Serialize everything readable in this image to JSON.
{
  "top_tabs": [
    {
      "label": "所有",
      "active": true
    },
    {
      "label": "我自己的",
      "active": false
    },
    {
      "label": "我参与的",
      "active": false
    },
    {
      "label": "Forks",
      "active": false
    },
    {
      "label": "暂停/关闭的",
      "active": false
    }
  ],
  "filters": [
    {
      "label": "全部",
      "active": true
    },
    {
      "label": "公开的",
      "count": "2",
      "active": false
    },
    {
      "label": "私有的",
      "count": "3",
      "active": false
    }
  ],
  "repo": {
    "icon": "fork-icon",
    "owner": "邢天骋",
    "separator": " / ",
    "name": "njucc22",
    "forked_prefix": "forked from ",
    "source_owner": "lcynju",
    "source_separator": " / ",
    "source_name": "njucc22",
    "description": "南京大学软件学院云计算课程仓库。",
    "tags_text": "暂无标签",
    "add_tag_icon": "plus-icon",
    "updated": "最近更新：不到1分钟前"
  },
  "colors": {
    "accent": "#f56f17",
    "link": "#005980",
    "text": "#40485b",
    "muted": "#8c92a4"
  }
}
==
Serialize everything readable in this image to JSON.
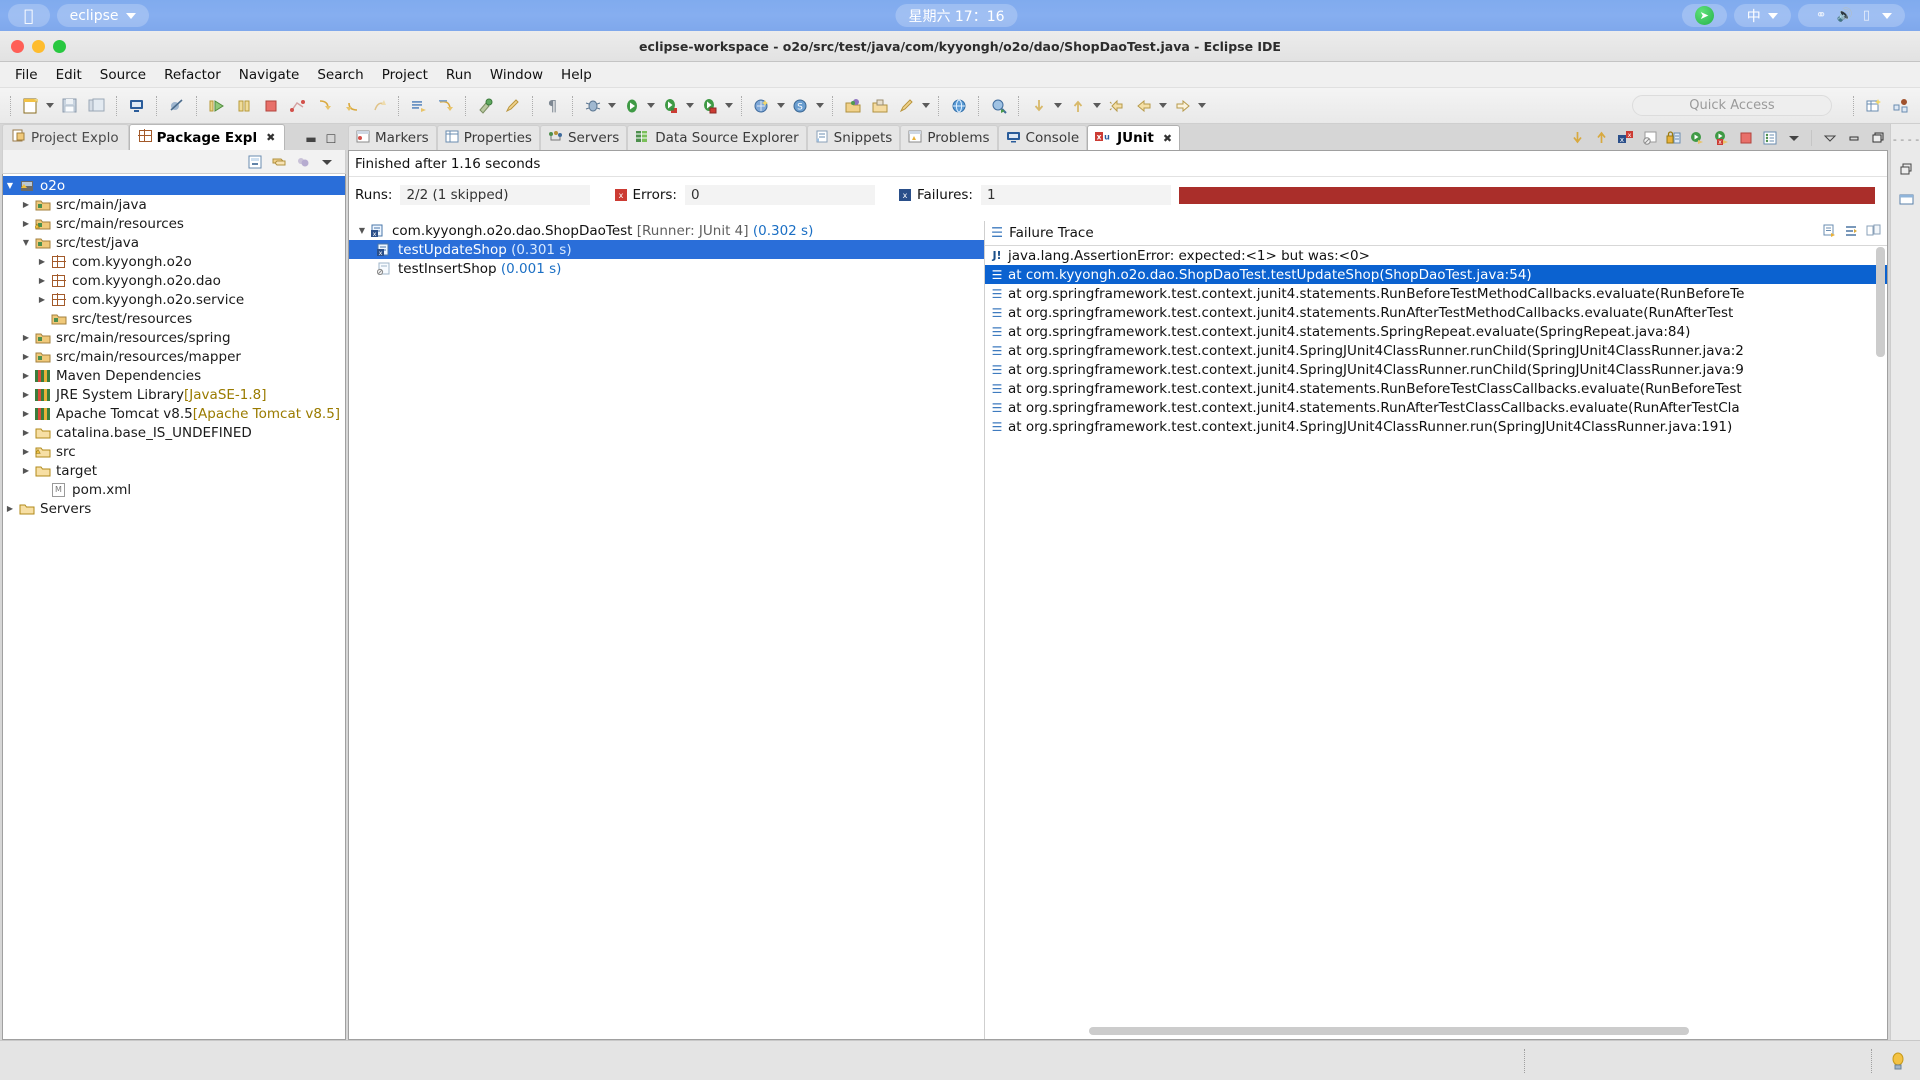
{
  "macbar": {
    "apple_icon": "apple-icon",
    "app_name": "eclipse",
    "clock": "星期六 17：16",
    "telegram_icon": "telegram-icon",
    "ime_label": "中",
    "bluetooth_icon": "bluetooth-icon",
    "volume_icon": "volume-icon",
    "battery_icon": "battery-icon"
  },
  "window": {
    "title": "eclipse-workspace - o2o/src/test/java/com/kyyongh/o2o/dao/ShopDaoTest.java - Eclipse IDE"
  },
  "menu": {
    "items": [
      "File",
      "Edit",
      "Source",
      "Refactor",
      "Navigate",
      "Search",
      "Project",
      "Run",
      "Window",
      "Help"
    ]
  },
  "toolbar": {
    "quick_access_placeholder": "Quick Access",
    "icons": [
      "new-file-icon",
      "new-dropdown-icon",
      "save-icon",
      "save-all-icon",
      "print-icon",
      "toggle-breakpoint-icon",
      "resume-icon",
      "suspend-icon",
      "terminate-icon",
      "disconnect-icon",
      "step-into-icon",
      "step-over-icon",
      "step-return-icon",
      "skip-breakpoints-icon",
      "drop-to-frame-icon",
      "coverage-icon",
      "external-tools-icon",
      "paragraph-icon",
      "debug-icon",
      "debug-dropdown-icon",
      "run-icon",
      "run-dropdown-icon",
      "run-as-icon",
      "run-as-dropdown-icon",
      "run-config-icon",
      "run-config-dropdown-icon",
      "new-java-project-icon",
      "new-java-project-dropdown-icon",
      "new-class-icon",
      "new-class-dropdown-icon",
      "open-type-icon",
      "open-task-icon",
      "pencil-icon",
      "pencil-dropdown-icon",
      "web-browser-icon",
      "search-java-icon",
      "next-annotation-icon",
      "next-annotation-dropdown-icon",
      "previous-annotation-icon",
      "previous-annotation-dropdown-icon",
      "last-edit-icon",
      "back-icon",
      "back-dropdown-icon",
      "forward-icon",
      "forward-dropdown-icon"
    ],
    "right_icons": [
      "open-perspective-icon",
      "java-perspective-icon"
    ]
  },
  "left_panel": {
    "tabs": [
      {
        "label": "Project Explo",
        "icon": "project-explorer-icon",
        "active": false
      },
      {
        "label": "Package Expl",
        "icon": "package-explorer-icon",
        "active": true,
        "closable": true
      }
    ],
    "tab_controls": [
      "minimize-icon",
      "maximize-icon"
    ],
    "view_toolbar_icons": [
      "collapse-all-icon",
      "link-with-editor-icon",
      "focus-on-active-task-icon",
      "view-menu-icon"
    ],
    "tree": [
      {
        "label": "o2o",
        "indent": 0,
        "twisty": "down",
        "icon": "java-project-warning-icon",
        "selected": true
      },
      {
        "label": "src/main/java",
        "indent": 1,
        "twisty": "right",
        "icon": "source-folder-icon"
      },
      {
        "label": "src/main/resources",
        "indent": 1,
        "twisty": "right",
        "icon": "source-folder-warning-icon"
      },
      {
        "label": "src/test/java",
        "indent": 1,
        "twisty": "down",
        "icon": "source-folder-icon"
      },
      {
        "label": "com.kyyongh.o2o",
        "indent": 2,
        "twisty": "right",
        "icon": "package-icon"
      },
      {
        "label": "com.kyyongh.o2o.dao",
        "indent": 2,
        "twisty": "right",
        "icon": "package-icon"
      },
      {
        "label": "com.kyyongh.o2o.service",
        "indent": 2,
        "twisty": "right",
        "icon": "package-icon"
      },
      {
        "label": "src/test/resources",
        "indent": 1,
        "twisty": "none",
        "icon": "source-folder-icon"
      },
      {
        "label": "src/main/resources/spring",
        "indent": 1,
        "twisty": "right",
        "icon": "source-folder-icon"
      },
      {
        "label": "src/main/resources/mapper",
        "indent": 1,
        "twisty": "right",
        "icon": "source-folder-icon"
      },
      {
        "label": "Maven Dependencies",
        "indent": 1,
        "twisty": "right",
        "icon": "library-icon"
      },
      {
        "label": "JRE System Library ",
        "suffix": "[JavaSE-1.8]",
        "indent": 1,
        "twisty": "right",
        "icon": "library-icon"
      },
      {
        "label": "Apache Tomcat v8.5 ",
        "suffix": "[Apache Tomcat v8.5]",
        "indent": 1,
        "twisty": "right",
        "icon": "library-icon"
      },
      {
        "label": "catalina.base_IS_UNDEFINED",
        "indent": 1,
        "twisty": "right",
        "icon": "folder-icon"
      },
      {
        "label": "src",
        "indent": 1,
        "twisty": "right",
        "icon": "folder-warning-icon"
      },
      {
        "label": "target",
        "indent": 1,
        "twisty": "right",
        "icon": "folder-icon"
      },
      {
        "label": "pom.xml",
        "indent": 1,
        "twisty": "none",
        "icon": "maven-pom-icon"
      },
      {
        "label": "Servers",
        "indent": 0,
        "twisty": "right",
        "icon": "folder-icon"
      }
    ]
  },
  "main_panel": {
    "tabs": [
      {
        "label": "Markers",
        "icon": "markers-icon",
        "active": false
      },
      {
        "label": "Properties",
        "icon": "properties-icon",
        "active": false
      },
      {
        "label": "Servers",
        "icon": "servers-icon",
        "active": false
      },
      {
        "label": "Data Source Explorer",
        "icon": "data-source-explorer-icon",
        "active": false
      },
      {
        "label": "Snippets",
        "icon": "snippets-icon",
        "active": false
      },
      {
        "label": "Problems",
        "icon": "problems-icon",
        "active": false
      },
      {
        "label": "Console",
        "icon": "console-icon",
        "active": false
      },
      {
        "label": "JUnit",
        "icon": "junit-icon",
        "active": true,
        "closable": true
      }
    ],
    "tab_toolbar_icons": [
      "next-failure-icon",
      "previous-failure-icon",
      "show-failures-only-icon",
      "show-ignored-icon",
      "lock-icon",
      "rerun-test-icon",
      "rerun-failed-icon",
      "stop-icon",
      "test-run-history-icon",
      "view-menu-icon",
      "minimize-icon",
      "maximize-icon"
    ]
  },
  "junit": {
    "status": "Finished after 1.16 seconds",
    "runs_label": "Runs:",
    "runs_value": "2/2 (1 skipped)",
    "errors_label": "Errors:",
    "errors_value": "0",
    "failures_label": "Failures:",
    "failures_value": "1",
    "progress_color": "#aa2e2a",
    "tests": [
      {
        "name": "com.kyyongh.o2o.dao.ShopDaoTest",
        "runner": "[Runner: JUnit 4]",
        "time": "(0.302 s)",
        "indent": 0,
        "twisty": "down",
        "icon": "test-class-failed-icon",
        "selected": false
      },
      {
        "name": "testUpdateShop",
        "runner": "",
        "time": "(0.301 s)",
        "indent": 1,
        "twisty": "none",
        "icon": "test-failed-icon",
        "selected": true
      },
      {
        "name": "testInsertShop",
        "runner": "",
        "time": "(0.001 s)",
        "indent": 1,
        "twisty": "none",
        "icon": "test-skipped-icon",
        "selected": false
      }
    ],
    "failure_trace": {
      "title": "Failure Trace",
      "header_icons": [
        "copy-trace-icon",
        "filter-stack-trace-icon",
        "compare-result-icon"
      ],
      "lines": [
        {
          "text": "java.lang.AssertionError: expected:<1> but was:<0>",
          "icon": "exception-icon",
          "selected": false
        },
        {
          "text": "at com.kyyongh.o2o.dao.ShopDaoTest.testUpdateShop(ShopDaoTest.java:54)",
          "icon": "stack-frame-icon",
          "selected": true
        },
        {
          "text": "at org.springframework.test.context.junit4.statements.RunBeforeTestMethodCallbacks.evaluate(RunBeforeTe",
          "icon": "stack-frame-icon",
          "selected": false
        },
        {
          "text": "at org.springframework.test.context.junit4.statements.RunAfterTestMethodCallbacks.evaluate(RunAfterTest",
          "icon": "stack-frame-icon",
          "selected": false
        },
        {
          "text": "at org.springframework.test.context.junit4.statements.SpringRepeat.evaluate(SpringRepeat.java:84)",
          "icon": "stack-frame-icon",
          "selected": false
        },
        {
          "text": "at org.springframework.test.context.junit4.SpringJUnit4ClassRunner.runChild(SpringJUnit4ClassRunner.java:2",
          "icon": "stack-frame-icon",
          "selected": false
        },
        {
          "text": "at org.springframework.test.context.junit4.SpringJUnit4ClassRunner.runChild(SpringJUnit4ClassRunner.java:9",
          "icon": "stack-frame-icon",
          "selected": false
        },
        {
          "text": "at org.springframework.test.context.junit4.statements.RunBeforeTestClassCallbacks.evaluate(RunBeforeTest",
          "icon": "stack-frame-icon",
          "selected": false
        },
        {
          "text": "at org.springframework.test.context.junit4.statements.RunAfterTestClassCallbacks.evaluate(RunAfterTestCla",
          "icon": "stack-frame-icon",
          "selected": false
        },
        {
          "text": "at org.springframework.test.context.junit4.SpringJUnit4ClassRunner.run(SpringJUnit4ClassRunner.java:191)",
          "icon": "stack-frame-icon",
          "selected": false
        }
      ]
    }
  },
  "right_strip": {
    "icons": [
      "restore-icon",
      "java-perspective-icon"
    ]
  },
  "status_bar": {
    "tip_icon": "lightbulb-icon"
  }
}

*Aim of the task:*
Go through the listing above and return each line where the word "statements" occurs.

*Exercise response:*
          "text": "at org.springframework.test.context.junit4.statements.RunBeforeTestMethodCallbacks.evaluate(RunBeforeTe",
          "text": "at org.springframework.test.context.junit4.statements.RunAfterTestMethodCallbacks.evaluate(RunAfterTest",
          "text": "at org.springframework.test.context.junit4.statements.SpringRepeat.evaluate(SpringRepeat.java:84)",
          "text": "at org.springframework.test.context.junit4.statements.RunBeforeTestClassCallbacks.evaluate(RunBeforeTest",
          "text": "at org.springframework.test.context.junit4.statements.RunAfterTestClassCallbacks.evaluate(RunAfterTestCla",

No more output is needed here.